** RECORDS TO USE follows **
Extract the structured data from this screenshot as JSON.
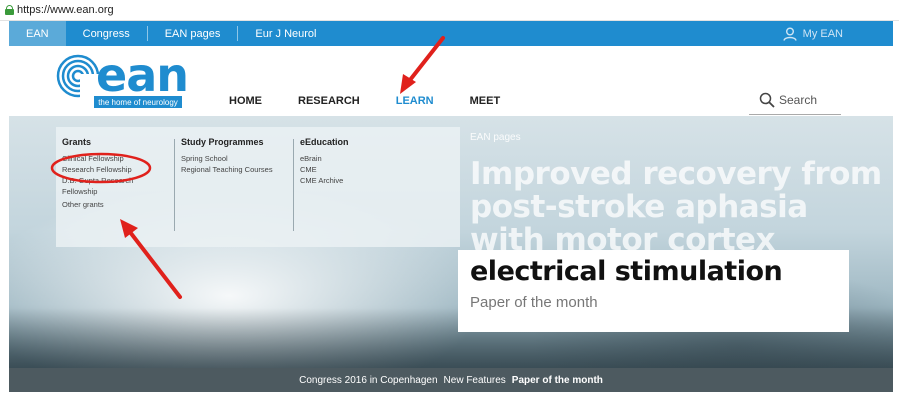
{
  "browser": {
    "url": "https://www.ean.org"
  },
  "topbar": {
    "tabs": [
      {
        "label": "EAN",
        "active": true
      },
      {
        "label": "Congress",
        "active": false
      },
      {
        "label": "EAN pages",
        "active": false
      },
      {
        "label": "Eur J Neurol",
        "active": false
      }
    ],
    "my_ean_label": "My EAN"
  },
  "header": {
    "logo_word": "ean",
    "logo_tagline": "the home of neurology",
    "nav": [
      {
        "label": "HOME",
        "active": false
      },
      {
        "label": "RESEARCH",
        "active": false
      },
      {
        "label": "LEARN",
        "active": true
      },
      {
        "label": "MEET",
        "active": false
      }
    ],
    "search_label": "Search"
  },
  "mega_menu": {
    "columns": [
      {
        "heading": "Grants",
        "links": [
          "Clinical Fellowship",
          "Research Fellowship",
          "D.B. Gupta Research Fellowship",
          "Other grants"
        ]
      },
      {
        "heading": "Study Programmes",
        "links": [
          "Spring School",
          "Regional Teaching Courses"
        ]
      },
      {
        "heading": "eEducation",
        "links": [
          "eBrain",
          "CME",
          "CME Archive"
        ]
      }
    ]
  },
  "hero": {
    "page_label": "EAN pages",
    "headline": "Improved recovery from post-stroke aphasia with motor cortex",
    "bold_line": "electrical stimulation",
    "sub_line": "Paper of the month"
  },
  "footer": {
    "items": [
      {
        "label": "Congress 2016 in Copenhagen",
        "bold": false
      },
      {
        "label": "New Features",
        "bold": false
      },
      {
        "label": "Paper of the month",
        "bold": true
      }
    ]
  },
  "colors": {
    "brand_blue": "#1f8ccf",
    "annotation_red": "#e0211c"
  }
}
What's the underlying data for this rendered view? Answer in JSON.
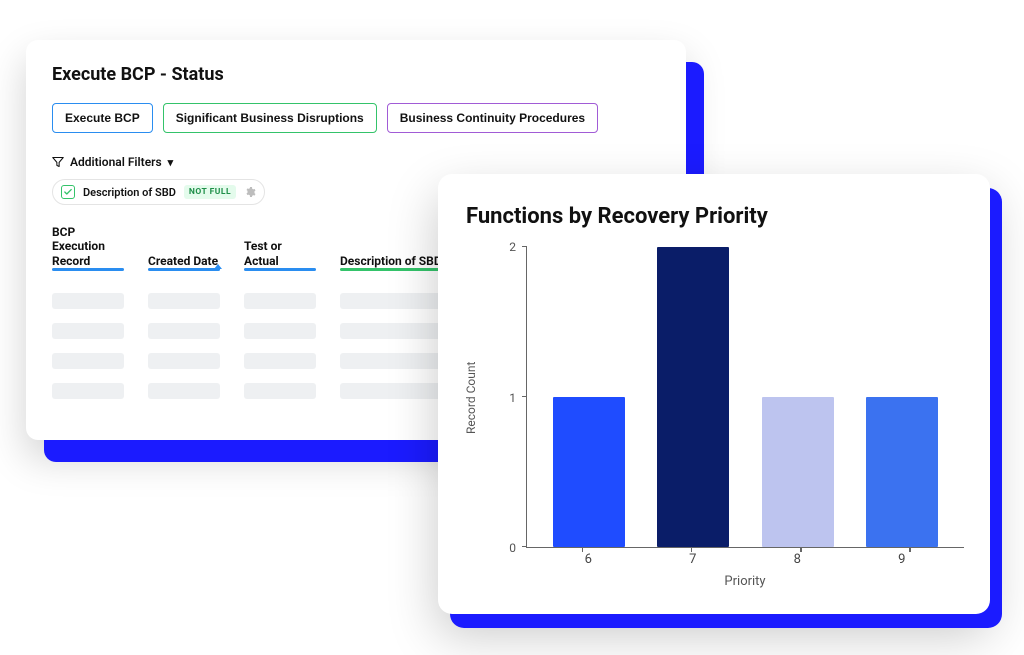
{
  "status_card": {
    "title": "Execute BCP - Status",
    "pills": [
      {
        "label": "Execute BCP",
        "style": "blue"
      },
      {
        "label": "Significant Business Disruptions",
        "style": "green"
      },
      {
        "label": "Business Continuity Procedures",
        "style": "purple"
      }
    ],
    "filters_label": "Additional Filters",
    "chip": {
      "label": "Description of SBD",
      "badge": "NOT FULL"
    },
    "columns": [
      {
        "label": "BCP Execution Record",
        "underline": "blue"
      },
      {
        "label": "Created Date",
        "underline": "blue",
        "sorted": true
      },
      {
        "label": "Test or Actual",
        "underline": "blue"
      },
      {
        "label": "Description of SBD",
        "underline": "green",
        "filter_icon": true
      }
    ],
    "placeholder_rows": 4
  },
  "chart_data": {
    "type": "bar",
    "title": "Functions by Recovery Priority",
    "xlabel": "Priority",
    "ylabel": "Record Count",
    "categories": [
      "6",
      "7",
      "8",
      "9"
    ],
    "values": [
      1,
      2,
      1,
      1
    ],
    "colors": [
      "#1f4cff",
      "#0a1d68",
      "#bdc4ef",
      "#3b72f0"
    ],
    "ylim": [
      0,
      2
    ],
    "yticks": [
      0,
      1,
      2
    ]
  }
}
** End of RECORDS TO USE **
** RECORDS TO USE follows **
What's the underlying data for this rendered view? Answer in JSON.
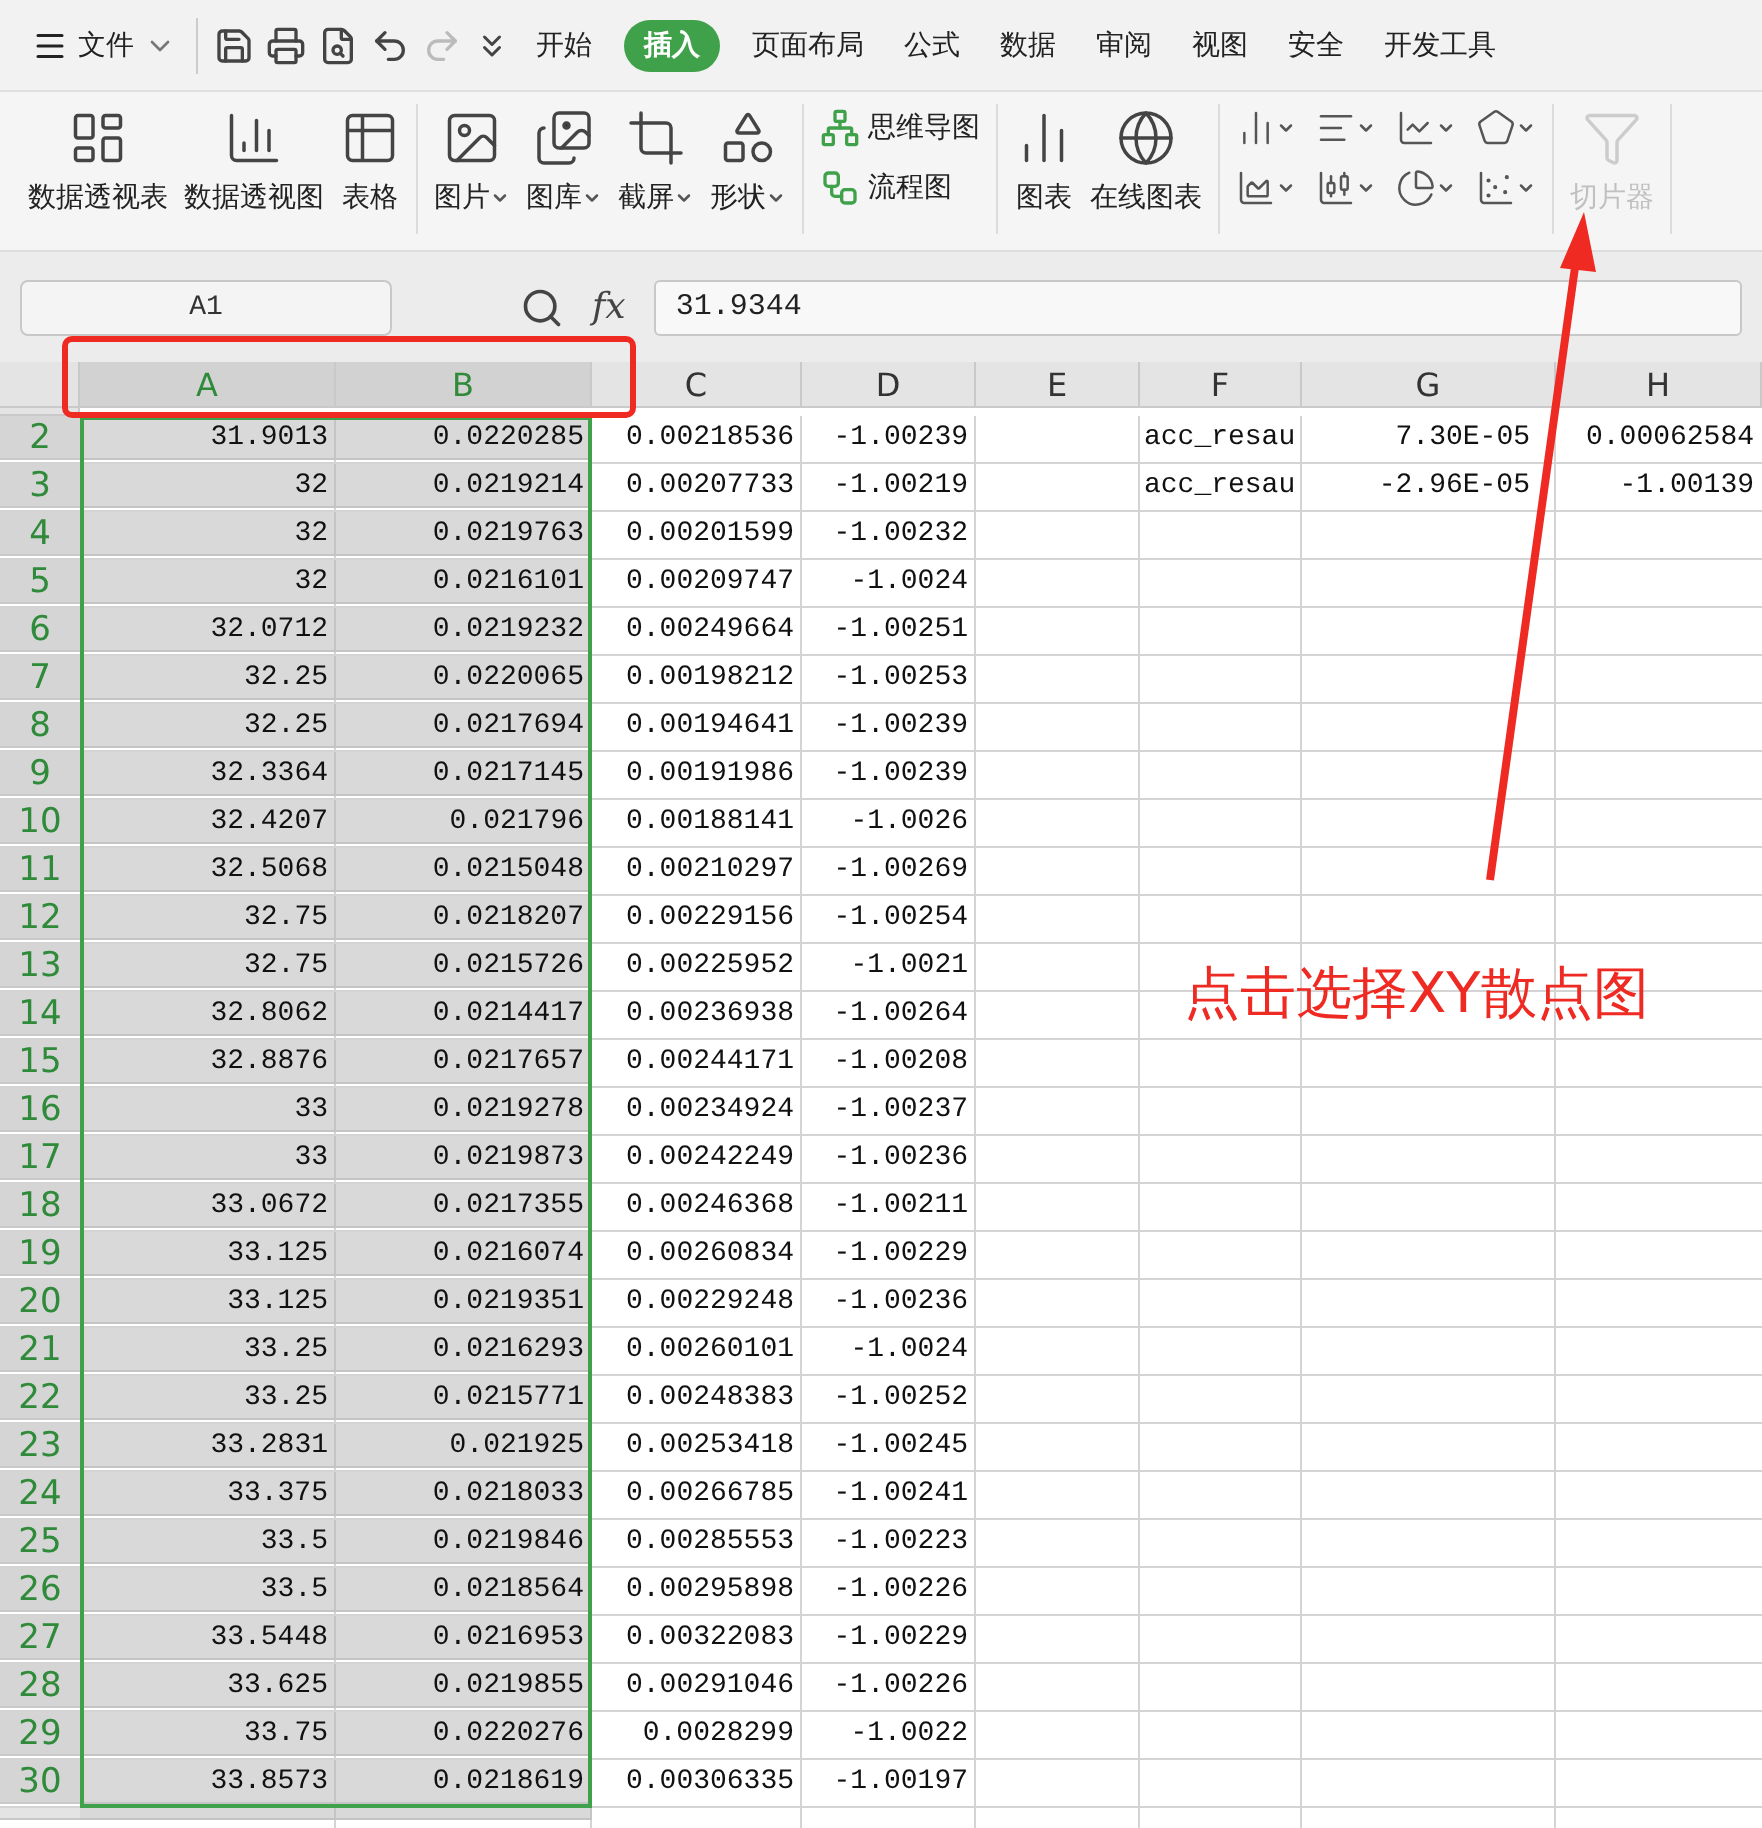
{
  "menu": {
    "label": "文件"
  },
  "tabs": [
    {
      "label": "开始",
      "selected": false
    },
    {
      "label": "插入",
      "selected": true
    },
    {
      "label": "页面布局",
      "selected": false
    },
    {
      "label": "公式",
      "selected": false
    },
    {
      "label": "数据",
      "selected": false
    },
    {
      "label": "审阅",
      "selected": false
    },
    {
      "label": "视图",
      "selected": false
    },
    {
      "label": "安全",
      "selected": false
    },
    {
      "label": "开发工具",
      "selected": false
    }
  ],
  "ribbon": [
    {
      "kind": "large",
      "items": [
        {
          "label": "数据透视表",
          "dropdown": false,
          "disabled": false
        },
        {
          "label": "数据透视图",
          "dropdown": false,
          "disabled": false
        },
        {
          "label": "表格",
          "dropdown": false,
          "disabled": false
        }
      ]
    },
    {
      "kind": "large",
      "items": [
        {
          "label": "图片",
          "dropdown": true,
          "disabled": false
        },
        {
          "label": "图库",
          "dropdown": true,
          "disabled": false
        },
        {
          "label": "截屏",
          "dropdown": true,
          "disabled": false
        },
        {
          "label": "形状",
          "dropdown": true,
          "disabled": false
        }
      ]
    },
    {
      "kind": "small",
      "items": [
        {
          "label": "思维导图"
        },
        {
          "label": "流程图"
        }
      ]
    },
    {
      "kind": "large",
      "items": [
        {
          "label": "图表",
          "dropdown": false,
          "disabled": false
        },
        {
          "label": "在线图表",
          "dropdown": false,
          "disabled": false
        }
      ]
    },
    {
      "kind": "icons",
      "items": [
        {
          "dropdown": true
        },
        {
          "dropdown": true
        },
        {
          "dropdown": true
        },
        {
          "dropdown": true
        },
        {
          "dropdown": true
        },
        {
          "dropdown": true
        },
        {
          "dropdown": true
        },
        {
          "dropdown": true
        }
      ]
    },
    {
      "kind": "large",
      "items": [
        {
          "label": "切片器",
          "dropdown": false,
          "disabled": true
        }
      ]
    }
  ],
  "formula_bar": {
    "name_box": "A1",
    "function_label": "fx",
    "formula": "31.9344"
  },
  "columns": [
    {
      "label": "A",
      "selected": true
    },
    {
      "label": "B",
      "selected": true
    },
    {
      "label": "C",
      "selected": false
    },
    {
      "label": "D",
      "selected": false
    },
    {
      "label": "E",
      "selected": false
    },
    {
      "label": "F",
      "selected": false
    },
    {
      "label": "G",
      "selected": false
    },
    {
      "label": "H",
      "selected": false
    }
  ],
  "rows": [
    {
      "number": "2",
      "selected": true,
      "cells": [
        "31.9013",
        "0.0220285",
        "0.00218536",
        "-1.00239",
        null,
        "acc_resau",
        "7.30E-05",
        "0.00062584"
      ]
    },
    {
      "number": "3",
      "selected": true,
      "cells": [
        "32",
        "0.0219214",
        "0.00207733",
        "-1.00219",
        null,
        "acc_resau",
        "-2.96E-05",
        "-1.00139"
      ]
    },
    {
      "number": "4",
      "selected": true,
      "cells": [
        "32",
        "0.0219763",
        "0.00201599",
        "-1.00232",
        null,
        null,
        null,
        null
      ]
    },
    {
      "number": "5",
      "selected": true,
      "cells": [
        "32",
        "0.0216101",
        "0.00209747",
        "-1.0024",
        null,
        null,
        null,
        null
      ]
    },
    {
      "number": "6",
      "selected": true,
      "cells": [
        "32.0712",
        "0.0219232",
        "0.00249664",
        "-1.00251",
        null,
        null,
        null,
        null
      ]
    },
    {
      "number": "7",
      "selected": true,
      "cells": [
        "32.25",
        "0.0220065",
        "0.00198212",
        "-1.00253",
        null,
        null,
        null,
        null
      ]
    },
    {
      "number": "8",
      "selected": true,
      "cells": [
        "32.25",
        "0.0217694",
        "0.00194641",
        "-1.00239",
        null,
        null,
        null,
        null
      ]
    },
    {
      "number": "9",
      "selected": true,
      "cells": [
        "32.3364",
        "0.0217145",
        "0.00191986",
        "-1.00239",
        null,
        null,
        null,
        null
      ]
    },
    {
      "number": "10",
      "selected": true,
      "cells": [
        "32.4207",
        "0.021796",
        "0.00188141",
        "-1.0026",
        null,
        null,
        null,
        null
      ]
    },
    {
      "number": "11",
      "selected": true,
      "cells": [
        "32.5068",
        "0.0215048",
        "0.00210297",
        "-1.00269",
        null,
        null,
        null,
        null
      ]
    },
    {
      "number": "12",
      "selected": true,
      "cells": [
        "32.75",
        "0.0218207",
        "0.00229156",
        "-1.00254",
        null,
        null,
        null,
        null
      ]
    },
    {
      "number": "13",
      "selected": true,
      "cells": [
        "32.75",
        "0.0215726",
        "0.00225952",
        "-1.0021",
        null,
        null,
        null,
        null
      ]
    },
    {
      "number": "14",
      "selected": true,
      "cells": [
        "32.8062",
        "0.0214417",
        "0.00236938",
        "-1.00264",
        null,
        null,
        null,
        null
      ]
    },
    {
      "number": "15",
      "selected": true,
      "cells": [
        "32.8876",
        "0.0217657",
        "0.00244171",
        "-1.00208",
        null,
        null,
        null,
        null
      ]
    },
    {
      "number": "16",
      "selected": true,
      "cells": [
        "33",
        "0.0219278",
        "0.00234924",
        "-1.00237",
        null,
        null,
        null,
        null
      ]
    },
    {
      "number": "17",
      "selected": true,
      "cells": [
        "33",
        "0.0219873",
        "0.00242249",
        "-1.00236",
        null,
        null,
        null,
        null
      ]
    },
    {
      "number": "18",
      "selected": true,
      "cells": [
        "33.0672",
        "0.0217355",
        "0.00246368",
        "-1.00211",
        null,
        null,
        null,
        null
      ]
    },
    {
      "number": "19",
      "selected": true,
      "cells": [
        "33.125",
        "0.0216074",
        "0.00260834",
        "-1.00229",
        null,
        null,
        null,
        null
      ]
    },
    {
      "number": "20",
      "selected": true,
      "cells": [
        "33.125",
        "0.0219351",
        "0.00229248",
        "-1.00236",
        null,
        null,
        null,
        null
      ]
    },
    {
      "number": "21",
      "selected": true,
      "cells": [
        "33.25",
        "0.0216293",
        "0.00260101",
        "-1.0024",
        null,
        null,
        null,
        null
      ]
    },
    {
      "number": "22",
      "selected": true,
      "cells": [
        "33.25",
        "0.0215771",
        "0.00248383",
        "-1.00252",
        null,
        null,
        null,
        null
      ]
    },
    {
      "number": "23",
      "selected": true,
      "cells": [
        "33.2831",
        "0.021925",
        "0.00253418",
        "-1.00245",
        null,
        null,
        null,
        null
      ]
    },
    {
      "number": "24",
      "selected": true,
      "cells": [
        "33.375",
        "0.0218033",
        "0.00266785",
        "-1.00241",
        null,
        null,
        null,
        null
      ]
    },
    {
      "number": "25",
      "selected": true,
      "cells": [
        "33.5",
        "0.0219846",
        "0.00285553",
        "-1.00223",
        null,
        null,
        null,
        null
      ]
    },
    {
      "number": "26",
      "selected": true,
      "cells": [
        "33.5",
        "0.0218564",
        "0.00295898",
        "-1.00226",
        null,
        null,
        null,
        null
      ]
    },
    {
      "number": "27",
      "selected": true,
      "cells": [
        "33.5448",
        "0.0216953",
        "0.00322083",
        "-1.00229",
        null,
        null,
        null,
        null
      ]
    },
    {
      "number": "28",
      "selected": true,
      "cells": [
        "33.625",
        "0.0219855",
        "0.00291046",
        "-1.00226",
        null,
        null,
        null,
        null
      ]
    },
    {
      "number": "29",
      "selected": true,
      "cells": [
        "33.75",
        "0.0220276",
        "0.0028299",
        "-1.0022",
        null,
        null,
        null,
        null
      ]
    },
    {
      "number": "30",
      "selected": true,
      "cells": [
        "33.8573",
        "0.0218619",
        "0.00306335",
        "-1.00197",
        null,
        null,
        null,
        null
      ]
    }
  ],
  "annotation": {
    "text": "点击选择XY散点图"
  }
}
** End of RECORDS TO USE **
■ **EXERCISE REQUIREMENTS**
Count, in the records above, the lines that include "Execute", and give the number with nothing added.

■ **RESULT OF THIS EXERCISE**
2